━━━━━ LISTED RECORDS ━━━━━

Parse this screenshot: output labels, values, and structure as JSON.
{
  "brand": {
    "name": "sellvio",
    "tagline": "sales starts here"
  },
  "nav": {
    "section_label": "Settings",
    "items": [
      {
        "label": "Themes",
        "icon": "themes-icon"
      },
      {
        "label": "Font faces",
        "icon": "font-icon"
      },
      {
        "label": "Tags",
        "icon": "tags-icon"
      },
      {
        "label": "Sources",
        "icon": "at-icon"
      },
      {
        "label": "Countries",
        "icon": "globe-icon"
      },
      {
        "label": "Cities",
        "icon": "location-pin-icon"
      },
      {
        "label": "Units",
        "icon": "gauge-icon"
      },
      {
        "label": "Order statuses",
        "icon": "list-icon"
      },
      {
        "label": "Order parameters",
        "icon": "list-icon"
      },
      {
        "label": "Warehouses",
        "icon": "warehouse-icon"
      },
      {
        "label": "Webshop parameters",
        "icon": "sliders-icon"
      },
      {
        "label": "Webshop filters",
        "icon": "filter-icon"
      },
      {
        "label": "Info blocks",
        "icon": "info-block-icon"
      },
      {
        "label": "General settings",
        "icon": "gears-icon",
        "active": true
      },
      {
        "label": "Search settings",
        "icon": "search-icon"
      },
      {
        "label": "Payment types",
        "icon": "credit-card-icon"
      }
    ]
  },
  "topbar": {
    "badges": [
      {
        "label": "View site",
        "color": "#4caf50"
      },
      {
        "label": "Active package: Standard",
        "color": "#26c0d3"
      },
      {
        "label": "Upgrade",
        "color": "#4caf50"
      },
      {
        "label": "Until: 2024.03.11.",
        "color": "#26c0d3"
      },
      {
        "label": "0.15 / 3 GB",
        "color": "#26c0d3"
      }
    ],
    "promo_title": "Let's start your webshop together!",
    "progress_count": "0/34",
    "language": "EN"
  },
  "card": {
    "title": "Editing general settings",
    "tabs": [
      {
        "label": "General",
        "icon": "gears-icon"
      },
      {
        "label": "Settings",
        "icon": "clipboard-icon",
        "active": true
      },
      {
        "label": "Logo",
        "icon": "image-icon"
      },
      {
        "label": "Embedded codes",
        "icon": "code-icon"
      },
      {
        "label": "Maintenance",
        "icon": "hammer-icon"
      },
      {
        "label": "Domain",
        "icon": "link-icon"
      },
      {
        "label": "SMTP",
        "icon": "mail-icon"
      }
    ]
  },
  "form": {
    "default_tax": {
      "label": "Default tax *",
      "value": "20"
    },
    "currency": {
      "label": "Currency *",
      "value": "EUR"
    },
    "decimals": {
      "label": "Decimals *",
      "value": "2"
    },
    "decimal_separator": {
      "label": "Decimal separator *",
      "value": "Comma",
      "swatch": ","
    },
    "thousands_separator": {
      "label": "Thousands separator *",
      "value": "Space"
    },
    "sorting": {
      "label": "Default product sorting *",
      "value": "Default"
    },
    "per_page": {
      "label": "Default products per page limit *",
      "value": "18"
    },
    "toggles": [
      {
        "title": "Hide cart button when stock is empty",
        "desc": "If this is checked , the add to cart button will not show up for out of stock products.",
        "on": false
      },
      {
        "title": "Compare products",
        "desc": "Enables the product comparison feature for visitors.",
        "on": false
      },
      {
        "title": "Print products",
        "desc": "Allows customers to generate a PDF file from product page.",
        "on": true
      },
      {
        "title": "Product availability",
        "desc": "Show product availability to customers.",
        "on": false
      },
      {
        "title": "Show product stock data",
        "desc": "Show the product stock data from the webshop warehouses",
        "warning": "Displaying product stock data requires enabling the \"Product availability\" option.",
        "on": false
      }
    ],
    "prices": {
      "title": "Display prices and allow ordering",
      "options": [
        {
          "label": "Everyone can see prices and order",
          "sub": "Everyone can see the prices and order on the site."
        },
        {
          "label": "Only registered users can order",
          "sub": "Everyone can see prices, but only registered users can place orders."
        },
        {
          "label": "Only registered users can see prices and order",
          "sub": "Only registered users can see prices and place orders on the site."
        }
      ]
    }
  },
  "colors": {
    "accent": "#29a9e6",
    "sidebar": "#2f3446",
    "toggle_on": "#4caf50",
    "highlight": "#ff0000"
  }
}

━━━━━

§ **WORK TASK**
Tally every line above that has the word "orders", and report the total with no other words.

§ **RESPONSE BELOW**
2